(Supplied data):
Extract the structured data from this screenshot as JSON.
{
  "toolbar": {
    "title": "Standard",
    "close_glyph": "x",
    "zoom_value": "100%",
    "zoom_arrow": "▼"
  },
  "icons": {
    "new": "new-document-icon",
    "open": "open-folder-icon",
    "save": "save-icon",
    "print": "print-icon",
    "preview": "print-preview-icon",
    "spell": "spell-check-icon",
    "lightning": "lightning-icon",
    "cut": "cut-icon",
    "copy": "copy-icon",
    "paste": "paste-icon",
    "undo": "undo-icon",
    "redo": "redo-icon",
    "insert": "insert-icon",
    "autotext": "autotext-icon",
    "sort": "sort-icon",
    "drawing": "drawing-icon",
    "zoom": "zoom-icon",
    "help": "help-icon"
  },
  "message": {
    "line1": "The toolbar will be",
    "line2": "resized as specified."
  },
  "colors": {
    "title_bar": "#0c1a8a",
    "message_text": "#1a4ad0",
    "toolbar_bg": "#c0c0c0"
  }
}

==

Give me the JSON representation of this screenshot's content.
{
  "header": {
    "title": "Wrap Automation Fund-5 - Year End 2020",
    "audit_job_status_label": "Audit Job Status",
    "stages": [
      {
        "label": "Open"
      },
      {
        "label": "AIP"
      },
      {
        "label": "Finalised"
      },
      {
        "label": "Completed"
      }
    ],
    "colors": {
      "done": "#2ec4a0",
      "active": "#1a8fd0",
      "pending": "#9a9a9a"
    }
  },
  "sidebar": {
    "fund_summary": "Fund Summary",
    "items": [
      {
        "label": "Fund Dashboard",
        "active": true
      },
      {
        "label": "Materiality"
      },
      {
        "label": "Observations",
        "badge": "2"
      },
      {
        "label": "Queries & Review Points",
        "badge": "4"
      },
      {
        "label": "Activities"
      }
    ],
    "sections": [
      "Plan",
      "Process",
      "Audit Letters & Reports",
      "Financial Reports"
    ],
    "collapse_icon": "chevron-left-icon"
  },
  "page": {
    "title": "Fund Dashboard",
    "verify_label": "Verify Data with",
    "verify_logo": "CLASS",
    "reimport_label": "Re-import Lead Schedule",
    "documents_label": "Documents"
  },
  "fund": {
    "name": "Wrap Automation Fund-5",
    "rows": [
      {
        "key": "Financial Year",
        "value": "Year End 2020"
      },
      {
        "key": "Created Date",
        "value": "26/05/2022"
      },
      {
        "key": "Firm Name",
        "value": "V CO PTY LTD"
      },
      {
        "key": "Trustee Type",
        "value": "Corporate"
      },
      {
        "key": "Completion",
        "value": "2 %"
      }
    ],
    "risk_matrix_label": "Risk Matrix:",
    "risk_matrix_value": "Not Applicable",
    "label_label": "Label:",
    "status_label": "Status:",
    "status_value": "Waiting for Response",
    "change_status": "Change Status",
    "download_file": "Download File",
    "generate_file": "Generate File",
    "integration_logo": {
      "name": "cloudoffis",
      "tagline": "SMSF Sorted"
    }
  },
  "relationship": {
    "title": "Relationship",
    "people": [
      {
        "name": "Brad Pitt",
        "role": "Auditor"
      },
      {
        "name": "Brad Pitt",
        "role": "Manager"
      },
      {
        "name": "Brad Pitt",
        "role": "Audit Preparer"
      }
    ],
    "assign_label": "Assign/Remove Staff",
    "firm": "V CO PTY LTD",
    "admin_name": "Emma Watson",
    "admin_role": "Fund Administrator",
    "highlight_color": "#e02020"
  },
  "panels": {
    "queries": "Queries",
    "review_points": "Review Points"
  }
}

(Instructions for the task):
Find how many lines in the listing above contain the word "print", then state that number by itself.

(Task response):
2